A new mouse model provides the first molecular link between the known autism risk gene PTEN and the mitochondrial dysfunction sometimes seen in the disorder. Mice with half the normal amount of PTEN protein in their brains have social deficits reminiscent of autism and faulty mitochondria, according to a study published 10 August in PLoS One.
Abnormalities in the connections between language-related brain regions are similar in people with autism and those with tuberous sclerosis, a genetic disorder characterized by benign tumors throughout the brain and body, according to a paper published 1 June in Cerebral Cortex.
Studying tuberous sclerosis provides researchers with a unique opportunity to find a common pathway among the various genetic causes of autism, says neurologist Mustafa Sahin.
The ten notable papers picked by SFARI staff describe superb contributions that span the breadth of autism research from molecules to behavior.

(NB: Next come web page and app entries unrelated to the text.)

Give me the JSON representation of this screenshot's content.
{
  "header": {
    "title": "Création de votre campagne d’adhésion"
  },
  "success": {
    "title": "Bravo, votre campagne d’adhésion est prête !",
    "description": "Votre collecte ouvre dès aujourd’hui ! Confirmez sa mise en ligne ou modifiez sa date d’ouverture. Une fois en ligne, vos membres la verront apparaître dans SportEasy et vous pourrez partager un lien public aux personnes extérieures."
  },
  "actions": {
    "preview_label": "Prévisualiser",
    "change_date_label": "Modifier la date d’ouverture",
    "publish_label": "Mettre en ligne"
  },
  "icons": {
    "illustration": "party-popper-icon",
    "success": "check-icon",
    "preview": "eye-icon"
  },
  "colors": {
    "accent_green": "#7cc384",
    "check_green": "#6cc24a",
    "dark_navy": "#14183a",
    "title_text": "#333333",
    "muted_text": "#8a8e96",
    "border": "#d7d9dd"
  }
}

But we recognize that ten other articles might have been selected without loss of enthusiasm or excitement.
Some forms of autism are caused by too many proteins at the synapse, the junction between neurons, whereas other forms result from too few, according to a study published 23 November in Nature.

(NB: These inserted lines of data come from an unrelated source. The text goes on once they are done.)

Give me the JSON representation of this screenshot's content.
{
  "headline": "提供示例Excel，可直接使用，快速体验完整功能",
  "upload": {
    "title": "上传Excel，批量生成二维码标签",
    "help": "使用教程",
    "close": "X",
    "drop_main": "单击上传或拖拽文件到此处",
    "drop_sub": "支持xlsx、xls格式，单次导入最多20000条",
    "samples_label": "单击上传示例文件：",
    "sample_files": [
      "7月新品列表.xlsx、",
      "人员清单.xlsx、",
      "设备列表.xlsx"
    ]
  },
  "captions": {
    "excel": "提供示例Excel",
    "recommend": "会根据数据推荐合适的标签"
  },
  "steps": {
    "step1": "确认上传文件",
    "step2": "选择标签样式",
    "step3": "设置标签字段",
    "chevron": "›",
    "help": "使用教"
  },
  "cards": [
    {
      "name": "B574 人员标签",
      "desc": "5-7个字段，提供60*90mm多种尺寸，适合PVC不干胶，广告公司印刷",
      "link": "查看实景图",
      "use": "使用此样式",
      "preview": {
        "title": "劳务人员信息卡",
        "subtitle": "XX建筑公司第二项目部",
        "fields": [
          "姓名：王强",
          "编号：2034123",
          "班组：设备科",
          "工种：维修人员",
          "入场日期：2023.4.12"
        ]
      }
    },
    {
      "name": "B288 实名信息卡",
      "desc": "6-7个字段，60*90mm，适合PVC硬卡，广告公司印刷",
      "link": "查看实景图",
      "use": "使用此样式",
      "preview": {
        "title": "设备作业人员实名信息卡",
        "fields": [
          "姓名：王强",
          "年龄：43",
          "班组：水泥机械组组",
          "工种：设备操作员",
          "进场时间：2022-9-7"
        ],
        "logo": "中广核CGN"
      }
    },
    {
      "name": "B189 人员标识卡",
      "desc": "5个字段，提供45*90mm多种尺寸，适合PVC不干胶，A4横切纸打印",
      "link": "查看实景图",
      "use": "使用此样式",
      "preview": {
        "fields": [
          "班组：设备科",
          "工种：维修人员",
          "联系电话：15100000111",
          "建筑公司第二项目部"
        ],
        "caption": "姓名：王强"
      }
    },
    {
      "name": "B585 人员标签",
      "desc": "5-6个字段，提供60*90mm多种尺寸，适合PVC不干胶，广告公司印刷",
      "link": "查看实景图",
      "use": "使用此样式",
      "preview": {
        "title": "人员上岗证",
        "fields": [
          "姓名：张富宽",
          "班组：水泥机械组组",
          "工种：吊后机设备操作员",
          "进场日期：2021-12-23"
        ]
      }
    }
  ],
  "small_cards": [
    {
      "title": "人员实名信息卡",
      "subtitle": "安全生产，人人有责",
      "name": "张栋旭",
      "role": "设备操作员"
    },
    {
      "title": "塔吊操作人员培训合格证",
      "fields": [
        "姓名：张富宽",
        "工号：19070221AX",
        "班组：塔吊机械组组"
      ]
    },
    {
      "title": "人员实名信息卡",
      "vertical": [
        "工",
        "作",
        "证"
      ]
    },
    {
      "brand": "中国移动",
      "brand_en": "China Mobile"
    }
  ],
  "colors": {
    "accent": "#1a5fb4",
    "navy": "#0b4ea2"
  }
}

The protein missing in people with fragile X syndrome regulates the activity of more than 800 other proteins, including some key players in autism, according to a study published 22 July in Cell. Many of these autism-associated proteins cluster on either side of the synapse, the junction between neurons.
Researchers have identified hundreds of previously unknown connections between proteins involved in autism spectrum disorders, according to a report published last week in Science Translational Medicine.
A study of mice with tuberous sclerosis — a single-gene disorder that is related to autism — suggests that most forms of autism share a common feature: an imbalance of proteins at the synapse, the junction between neurons. The work was presented Monday at the Society for Neuroscience annual meeting in San Diego.